Sheriff Gannon, who launched Hope One on April 3, 2017, met Wednesday with Bergen County Sheriff’s Office Executive Undersheriff Vincent Quatrone and Undersheriff David Borzotta, who work under the leadership of Bergen County Sheriff Anthony Cureton.
“That’s awesome,” Undersheriff Borzotta said of the 6,200 contacts Hope One’s staff has made with individuals in the past 23 months during its twice-weekly stops in Morris County communities known to be populated by at-risk people in danger of dying by heroin and opioid overdoses.
Passaic County officials have expressed interest in Hope One. The city of Newark in December launched Hope One-Newark. Officials from the Burlington County Sheriff and Prosecutor’s Offices visited Hope One in January, while Hope One duplicates have been started in the last year by the Cape May Prosecutor’s Office, and the Monmouth and Atlantic County Sheriff’s Offices.
“This is like a roving helping hand,” Undersheriff Borzotta said. “We’re wondering what is going to make us feel like we’re gaining ground and I think this is it.”
“People are supportive of the program. The reality is, we’ve had nothing but great support,” Sheriff Gannon said.
Sheriff Gannon and the Bergen County undersheriffs agreed the crisis is killing people of all ages, ethnicities and socio-economic backgrounds. Sheriff Gannon advised them that he brainstormed with substance abuse and mental health experts as soon as he took office in January 2017, and by April 2017 had repurposed a sidelined SWAT vehicle using $15,000 in drug forfeiture money.
The Hope One vehicle was painted white and purple – a color associated with recovery – and stripped of any law enforcement symbols. Staffed by Morris County Sheriff’s Office Corporal Erica Valvano, a certified peer recovery specialist from Morris County CARES and a mental health professional from the Essex and Morris County Mental Health Association, Hope One spends five hours twice a week parked in locations in Morris County, offering free Narcan training, recovery and resource information to anyone who asks.
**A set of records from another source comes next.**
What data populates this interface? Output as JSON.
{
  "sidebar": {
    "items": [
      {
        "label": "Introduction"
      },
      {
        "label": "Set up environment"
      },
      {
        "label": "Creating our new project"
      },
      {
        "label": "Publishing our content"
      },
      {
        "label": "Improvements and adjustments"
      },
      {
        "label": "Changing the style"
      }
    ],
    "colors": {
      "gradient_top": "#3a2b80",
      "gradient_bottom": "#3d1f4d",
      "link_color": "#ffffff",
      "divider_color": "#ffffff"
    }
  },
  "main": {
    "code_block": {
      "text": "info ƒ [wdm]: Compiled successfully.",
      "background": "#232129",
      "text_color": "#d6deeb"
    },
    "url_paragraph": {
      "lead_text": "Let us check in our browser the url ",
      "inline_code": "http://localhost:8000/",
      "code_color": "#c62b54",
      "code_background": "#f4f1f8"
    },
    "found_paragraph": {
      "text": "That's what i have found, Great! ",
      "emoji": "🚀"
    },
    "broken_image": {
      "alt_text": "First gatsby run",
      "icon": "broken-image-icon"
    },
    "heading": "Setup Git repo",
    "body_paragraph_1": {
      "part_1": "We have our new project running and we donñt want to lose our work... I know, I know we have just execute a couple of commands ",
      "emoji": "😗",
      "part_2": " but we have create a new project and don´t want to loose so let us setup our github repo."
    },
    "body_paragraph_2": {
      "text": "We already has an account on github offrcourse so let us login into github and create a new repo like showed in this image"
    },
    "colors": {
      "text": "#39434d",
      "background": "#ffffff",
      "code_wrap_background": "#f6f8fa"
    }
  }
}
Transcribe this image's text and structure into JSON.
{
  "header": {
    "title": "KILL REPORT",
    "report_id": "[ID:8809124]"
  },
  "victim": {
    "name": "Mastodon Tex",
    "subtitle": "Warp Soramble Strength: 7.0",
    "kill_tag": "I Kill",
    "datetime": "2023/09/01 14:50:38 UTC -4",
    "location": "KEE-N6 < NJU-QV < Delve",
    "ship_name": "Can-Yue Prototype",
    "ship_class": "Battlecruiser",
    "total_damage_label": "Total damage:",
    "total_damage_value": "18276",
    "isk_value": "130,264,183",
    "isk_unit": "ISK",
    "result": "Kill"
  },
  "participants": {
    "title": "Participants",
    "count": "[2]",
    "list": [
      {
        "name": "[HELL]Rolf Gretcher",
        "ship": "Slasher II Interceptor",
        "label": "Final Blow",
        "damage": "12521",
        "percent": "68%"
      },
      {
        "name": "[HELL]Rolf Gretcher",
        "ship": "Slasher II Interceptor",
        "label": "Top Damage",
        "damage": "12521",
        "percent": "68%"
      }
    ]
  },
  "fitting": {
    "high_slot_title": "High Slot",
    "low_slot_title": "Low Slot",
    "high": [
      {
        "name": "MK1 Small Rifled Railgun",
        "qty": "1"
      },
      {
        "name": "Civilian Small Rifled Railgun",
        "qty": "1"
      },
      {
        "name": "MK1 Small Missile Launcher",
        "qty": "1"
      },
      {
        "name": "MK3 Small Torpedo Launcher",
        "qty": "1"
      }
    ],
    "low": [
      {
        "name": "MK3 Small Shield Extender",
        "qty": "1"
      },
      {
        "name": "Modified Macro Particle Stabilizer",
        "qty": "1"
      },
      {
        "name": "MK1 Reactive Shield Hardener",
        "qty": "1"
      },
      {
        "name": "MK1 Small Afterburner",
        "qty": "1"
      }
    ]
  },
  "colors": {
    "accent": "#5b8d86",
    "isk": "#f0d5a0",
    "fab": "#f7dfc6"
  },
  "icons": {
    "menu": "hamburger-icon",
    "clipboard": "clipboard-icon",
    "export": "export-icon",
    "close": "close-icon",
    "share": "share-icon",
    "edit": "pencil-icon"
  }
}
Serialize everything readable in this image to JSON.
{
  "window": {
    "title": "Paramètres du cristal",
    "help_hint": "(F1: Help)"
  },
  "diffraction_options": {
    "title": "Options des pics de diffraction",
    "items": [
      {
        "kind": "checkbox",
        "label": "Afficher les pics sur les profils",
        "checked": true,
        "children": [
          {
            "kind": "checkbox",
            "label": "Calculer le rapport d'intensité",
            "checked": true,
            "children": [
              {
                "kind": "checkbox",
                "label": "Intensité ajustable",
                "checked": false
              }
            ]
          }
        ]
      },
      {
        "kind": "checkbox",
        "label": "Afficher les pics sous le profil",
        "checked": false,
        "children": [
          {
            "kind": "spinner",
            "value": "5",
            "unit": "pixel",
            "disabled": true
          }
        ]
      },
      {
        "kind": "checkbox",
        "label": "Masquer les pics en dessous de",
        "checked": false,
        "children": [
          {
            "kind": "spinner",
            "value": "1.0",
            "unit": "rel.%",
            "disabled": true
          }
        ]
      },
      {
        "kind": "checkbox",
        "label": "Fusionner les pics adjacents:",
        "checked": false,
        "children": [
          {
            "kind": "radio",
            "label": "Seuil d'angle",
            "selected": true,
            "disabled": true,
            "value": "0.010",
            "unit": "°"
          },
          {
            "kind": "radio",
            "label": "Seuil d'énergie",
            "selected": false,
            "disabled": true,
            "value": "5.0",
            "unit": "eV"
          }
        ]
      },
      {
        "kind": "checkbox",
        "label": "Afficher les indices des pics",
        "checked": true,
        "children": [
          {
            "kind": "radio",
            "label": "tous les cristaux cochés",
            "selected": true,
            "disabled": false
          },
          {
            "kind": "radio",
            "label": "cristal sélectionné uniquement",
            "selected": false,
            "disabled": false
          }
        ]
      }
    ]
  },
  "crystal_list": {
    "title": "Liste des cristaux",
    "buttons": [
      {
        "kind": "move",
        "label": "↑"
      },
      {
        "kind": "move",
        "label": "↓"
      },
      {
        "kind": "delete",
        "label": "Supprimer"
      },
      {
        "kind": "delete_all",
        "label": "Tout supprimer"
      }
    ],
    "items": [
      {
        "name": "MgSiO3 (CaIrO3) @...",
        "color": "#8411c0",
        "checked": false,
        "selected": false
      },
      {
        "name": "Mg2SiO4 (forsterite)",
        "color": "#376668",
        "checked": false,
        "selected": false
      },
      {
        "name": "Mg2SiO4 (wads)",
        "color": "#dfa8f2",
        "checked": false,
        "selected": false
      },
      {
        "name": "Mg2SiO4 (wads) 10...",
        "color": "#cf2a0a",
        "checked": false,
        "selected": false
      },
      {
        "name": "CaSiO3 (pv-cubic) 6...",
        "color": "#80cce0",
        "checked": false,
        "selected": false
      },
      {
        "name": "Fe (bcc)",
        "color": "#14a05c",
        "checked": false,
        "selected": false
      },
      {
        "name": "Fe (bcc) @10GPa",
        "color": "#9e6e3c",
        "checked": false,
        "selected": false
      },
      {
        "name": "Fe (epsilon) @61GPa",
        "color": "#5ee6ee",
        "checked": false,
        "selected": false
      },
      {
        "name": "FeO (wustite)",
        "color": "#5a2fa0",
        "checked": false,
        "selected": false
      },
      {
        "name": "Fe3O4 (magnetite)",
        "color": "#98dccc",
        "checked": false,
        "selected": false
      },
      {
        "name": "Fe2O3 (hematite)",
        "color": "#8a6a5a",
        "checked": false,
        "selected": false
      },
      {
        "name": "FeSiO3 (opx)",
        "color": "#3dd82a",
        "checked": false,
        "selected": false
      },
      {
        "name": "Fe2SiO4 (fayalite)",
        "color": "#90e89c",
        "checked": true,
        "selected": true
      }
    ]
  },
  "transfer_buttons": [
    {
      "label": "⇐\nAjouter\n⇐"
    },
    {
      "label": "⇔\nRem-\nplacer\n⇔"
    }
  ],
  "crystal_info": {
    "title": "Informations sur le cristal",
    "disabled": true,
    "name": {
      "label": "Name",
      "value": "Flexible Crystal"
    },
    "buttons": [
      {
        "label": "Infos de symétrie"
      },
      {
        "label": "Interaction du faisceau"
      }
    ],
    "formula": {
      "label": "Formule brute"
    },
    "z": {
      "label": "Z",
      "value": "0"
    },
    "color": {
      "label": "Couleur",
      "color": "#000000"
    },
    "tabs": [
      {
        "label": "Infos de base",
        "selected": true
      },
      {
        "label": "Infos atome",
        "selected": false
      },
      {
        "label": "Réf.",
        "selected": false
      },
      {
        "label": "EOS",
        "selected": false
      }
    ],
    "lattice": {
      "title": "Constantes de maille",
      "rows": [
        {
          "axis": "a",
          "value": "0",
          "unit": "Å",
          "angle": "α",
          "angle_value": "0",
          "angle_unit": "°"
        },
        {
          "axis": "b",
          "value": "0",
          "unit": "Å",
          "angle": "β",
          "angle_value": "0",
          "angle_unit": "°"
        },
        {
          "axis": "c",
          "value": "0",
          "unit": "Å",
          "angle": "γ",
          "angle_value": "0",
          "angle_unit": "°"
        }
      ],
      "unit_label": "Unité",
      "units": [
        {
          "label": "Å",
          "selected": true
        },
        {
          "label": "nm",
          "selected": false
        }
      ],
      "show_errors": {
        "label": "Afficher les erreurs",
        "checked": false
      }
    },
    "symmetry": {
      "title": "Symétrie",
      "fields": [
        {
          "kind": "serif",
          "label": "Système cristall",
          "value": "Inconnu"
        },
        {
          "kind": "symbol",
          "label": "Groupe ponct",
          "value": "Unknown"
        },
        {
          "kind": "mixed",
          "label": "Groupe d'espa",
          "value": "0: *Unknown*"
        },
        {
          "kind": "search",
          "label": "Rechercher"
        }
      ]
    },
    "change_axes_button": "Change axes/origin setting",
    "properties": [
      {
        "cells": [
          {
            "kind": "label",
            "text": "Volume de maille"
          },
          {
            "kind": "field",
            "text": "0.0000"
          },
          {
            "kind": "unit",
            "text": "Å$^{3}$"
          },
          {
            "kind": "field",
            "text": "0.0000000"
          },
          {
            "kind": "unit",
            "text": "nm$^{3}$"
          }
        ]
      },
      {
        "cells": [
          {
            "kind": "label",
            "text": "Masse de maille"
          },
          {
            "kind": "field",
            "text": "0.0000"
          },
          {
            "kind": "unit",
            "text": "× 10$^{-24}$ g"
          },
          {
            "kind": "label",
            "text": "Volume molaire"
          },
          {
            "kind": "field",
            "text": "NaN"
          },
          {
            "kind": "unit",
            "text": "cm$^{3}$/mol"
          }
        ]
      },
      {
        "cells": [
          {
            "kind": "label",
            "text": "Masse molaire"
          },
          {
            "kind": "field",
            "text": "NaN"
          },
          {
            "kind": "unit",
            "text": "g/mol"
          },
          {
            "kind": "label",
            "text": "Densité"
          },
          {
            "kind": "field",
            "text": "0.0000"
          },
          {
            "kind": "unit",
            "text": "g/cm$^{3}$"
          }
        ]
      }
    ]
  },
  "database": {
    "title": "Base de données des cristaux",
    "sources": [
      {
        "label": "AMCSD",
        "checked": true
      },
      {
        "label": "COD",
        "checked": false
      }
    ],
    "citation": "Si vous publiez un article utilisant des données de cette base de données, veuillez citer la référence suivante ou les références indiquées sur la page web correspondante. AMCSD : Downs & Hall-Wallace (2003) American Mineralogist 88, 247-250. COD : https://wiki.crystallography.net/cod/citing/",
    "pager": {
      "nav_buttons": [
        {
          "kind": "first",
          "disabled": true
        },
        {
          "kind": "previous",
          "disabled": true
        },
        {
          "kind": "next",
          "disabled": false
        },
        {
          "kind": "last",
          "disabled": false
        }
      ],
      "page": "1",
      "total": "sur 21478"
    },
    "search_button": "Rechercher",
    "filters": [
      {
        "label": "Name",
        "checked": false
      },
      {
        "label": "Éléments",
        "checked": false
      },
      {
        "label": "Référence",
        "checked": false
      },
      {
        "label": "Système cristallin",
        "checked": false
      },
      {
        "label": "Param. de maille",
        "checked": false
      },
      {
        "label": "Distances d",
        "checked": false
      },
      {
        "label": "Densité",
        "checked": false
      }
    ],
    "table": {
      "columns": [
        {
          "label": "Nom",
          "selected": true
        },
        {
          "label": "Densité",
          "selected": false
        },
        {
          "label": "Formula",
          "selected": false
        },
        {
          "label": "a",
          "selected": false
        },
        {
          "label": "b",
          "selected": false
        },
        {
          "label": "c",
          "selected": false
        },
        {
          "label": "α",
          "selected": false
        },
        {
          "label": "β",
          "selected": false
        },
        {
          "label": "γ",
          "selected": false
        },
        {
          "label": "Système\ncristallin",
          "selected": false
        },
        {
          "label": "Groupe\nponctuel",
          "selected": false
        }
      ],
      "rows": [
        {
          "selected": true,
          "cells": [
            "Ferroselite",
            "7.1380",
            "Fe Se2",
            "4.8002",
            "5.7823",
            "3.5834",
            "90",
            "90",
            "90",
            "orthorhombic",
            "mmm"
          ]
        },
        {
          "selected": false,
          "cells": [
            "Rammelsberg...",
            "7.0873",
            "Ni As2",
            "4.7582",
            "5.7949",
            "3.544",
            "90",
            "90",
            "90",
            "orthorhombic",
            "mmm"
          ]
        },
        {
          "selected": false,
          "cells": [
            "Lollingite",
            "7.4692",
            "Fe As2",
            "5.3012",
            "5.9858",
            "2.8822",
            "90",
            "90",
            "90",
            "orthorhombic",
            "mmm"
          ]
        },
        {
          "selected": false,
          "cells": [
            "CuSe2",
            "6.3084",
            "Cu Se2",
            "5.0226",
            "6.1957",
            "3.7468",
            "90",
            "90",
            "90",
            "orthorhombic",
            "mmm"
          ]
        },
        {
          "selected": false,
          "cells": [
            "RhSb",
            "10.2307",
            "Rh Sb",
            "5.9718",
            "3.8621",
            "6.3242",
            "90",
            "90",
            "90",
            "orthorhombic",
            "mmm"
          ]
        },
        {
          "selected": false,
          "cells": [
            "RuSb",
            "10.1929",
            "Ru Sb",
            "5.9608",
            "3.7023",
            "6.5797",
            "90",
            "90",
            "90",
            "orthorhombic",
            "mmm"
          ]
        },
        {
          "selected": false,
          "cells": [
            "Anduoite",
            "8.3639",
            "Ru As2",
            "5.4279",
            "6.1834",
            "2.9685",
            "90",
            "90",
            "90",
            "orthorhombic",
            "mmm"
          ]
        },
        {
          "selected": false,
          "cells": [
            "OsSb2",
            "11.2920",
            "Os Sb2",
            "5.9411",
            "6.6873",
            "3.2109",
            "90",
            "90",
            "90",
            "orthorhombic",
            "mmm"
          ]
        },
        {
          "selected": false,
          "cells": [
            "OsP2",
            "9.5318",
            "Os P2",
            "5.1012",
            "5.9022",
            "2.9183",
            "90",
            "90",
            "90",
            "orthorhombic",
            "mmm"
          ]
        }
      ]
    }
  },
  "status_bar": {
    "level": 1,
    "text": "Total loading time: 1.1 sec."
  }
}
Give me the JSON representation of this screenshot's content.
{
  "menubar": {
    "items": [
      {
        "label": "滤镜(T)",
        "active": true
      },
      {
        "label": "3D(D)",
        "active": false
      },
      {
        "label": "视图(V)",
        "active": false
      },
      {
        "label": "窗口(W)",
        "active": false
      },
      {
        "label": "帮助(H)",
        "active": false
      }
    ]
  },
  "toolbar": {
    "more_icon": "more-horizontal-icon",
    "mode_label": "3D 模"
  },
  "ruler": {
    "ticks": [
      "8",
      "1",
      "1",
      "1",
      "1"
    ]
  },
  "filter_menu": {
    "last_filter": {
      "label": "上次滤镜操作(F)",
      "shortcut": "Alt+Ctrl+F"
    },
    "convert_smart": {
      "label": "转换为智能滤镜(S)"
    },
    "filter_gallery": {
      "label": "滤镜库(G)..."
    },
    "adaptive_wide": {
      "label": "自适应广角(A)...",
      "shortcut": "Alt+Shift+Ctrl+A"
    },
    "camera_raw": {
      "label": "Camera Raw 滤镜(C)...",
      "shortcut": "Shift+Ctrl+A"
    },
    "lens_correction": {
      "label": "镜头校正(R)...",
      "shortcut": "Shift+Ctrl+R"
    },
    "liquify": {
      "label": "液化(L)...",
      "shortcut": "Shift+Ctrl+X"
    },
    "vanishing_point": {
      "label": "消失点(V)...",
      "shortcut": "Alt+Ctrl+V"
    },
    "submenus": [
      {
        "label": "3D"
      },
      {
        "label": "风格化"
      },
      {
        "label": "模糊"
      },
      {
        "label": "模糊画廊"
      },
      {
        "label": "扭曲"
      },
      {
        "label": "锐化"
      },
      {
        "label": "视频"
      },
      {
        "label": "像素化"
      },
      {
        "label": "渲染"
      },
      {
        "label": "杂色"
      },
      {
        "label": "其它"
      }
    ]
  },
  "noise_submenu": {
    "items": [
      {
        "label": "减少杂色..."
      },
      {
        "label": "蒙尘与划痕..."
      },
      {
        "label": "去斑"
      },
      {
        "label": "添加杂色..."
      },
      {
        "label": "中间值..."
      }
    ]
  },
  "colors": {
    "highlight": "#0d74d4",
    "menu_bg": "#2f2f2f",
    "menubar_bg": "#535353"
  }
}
Hope One staff have trained more than 1,600 people how to administer Narcan, the nasal spray that reverses an opioid overdose. People have been immediately transported to detox facilities from Hope One, and assisted in entering in-patient facilities within a few days of speaking to Hope One staff.